Where I stay, just west of Banchory, download speeds of 2Mb/s and less are the norm, even though the main optical fibre trunk passes up the A93 only a few metres from our doors. But as Ms Riddoch says, whether or not we are part of the 95 per cent of the population expected to be connected by 2017 seems impossible to establish.We presumed we are not, and so formed an action group with the aim of securing a broadband service via the offices of Community Broadband Scotland (CBS), a body which has been set up to offer alternative solutions for those with no prospect of being included in the present 95% plan. Only this week we discovered that in our postcode there are three subscribers that have been classified by BT as “in scope” (ie they are apparently within the “95%”). Unbelievably, CBS now inform us that under the rules, plans by BT to connect a single subscriber in a given postcode excludes all other subscribers in that postcode from CBS support. It transpires that, by this means, half of the 130 local residents who have joined our action group are excluded from CBS support and are thus cast into the wilderness with no prospect of broadband before 2022. After reading Ms Riddoch’s article, I suspect that the reason for BT’s planned connection of selected subscribers (those presumably which are relatively easy and thus “cheap” to connect) is that it excludes those requiring more expensive connection, so delivering a commercial gain.

This situation is totally unfair to large numbers of the Scottish public, who pay their taxes and line rentals like everybody else.

Ken Gow

AT the time of the referendum, every suggestion that the SNP’s financial case for independence was seriously flawed was met with references to scaremongering, negativity or the ubiquitous “talking Scotland down”. The low oil price and the largest deficit in the EU have combined to prove that the naysayers were correct.
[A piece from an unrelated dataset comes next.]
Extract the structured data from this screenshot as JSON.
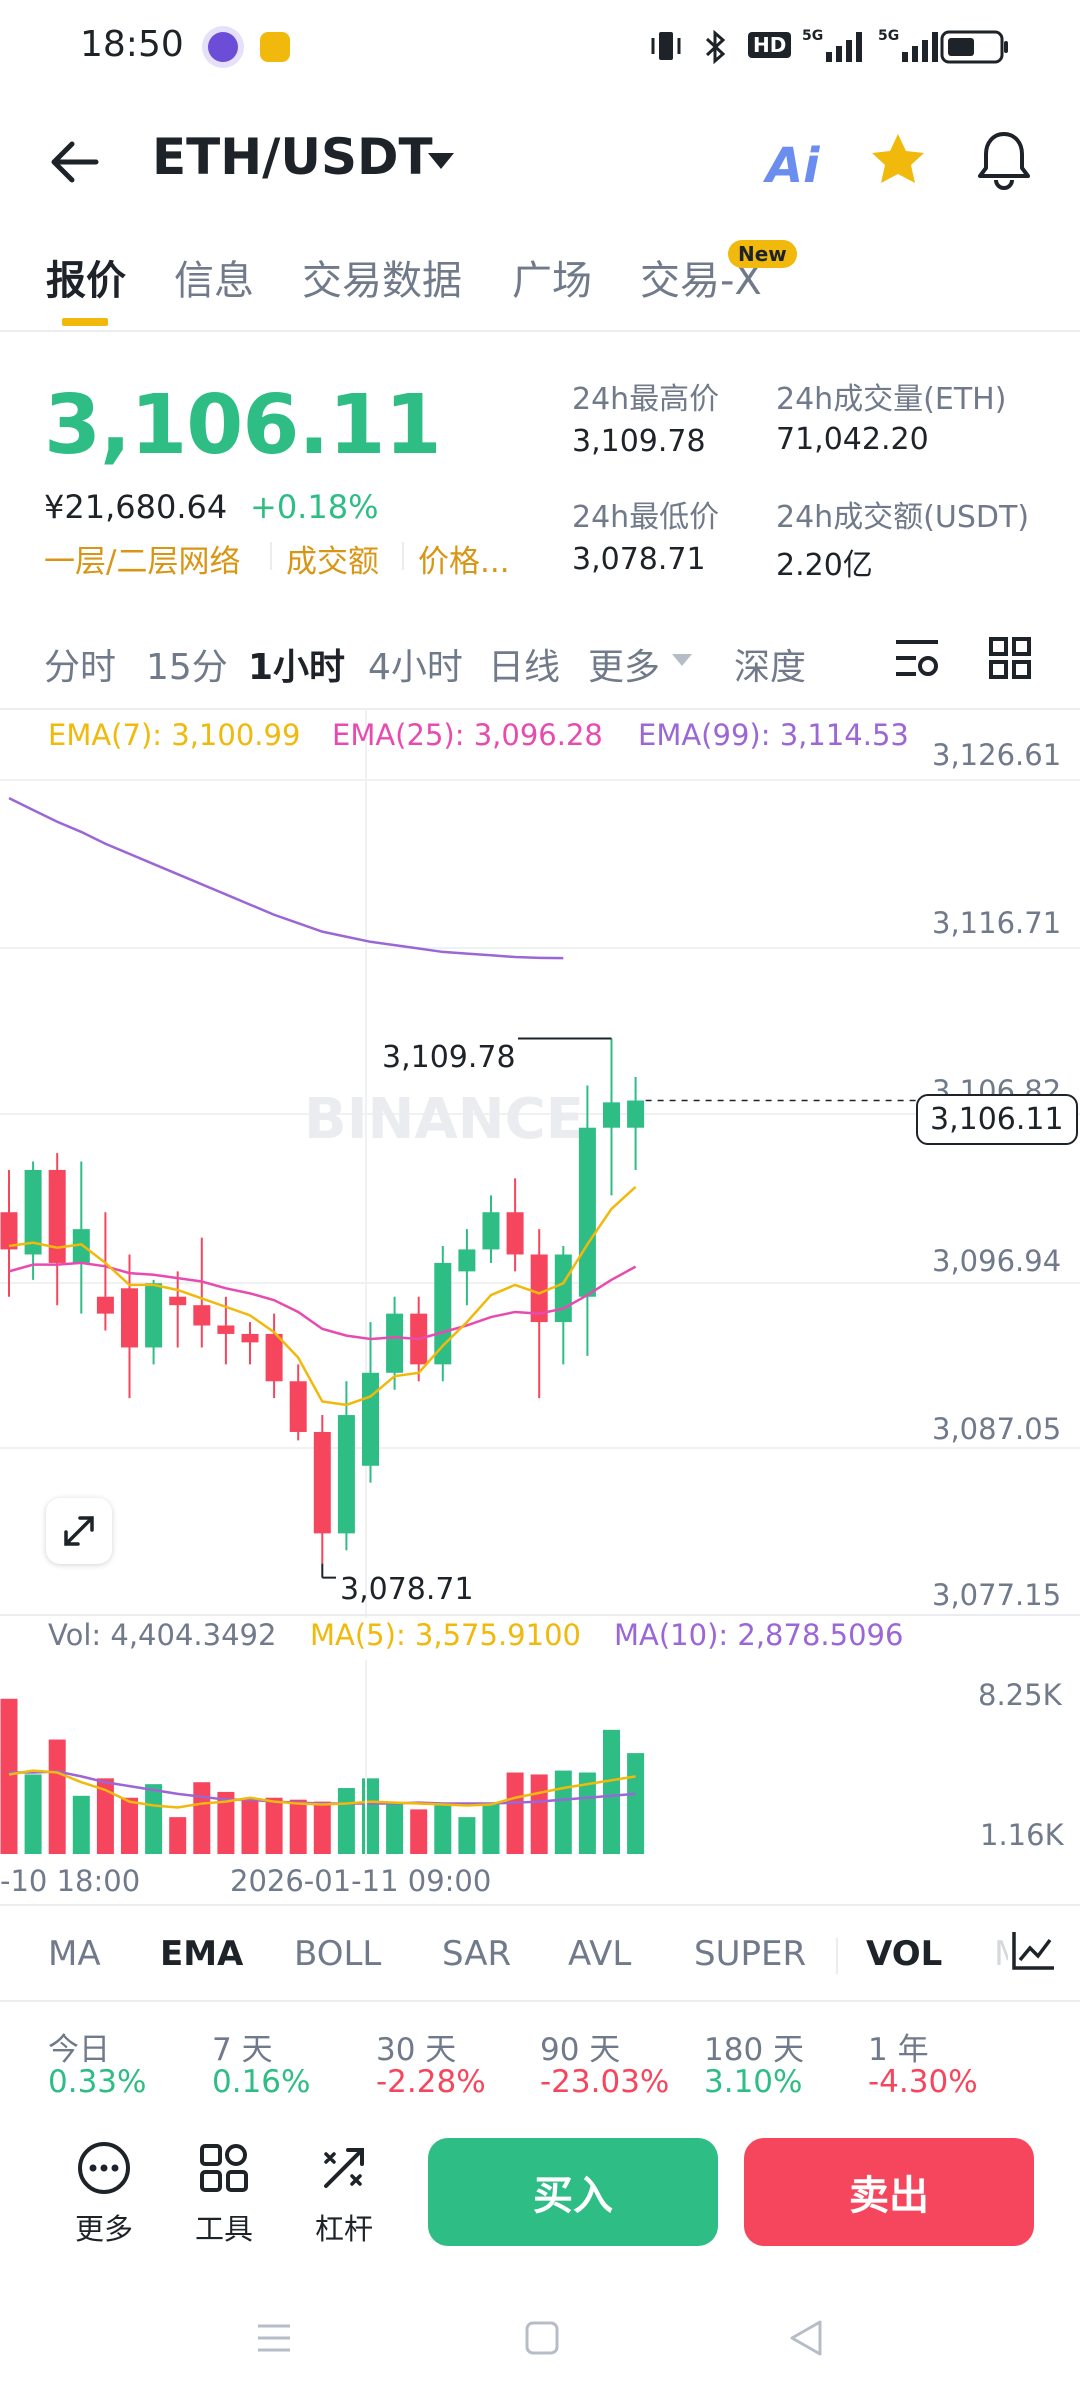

However, the more domestic financial impact of leaving the UK has rarely been discussed.

For example, in Scotland we live in the remotest part of the UK, with much more difficult transport issues than elsewhere.Yet the Post Office charges the same for a stamp to send your grandmother’s birthday card, whether from Shetland to Dumfries, or Notting Hill to Islington.The standard, averaged cost is hugely to Scotland’s benefit. If you shop online, the post and packing cost from anywhere is the same for the whole of mainland UK. Just check the international price tag on an item of clothing and observe the varying prices in different parts of Europe. Losing the economy of scale of the UK, and our shared transport and infrastructure costs, would cost Scotland dear. We have yet to hear what independence would give us which would be worth the price.

Carole Ford

HAVING enjoyed a two-night stay in Stirling last week, I was interested to read Stewart Connor’s letter of September 27 on the NTS, and the reference in Donald Anderson’s letter of the same date to the Stirling Smith Museum and Art Gallery. I went to the National Trust for Scotland’s Bannockburn Centre, and was appalled. The focus is 3D technology and gaming, using elements of the battle as the game scenario. The attempt at historical context was poor. I wrote to the NTS to say the Centre did not “conserve and promote” the Bannockburn element of Scotland’s heritage, but destroys and denigrates it.

However, I very much enjoyed the current art exhibition, and the history of Stirling exhibits at the Stirling Smith.These included a lot of contextual information on Wallace, Bruce, Bannockburn and the Wallace Monument, as well as fascinating finds from the battlefield site, lent by the metal detectorist James Bayne. For me it is the Stirling Smith which is the winner of the Bannockburn battle! It has a very good child-friendly cafe, and an interesting selection of books for sale. I recommend the Stirling Smith to your readers.

EM Campbell
Knaresborough, North Yorkshire